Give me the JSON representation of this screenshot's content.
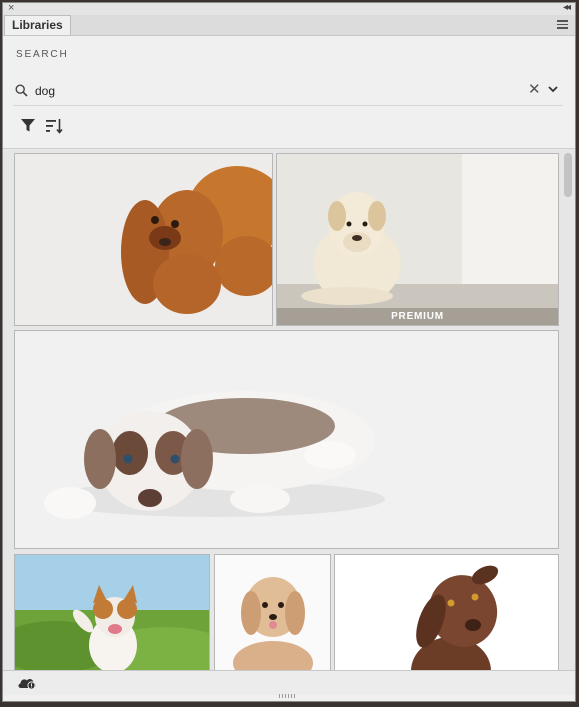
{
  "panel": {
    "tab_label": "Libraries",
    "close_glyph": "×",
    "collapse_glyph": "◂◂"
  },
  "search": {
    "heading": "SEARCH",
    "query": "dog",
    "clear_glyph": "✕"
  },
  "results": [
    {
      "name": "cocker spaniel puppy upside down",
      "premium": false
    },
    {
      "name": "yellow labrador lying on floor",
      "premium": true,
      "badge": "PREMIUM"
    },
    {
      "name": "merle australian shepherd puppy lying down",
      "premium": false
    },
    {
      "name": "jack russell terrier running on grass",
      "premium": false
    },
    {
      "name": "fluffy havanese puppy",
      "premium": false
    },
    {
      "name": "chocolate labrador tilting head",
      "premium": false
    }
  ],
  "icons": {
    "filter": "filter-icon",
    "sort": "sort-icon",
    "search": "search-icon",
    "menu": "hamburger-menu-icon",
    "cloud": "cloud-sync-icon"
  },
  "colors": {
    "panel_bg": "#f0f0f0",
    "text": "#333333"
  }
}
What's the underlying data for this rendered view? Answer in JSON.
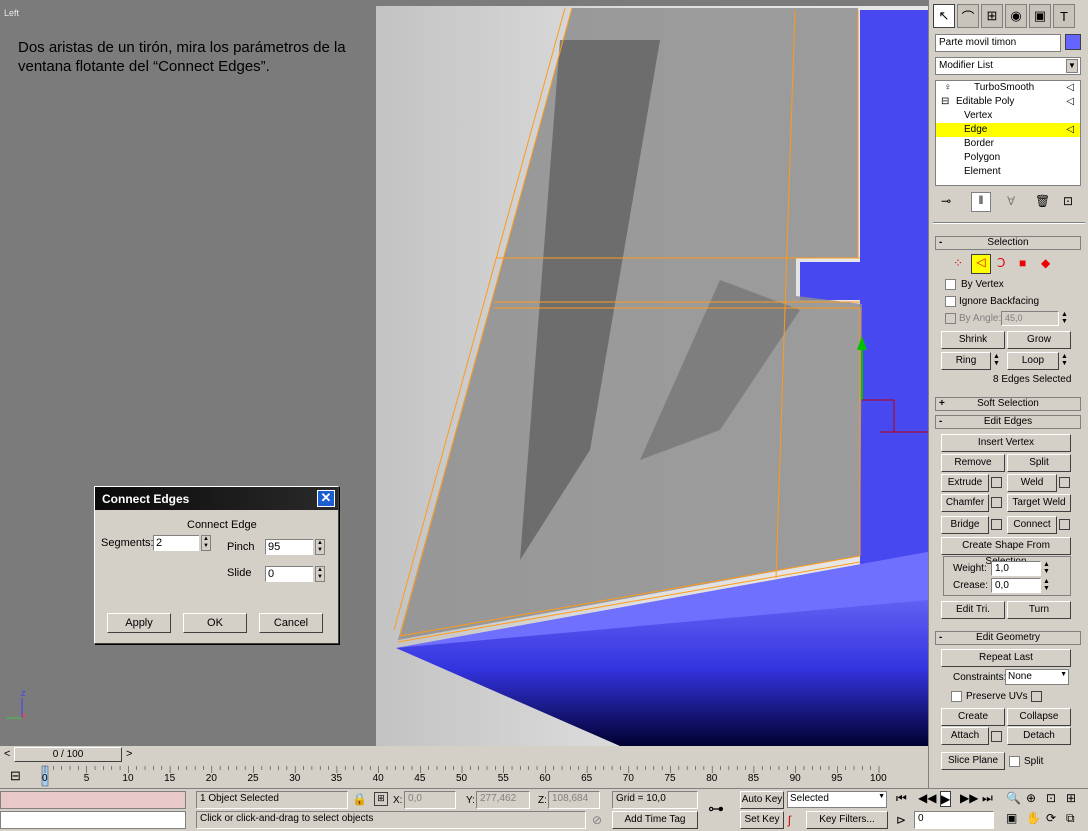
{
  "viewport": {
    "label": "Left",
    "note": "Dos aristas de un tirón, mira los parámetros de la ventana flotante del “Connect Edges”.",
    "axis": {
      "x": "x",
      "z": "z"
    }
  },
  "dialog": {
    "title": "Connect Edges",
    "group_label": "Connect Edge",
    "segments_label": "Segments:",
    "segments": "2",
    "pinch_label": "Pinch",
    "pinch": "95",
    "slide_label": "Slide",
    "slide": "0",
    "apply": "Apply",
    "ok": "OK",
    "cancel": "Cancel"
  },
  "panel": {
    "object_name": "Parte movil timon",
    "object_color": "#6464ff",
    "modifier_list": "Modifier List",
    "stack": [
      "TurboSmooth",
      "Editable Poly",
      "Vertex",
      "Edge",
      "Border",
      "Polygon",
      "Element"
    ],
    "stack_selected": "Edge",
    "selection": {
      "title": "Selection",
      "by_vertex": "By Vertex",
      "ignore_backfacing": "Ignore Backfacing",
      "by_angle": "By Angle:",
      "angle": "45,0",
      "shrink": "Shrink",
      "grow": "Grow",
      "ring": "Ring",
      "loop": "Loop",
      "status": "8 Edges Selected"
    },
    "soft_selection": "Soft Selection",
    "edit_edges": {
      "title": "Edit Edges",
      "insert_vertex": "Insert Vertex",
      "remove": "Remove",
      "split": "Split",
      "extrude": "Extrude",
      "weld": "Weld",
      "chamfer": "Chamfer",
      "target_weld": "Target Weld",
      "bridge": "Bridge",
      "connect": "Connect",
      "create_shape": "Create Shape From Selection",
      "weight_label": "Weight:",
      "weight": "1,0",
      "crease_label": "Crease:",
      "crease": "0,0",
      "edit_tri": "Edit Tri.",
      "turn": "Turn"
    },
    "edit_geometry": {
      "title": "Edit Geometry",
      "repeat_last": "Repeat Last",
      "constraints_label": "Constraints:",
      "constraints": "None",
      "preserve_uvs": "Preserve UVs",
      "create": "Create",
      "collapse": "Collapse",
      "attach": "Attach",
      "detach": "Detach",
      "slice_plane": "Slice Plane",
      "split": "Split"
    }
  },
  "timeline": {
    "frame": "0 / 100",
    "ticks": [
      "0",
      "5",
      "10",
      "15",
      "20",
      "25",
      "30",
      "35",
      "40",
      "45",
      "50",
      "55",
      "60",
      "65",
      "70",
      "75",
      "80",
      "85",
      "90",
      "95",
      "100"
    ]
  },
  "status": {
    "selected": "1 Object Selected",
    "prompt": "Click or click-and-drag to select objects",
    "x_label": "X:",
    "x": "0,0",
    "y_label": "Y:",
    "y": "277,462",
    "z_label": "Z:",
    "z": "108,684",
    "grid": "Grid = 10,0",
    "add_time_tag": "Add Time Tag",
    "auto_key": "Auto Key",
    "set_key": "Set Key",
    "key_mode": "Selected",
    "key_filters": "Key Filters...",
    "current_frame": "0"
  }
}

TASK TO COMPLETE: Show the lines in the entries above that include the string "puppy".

WRITTEN SOLUTION:
      "name": "cocker spaniel puppy upside down",
      "name": "merle australian shepherd puppy lying down",
      "name": "fluffy havanese puppy",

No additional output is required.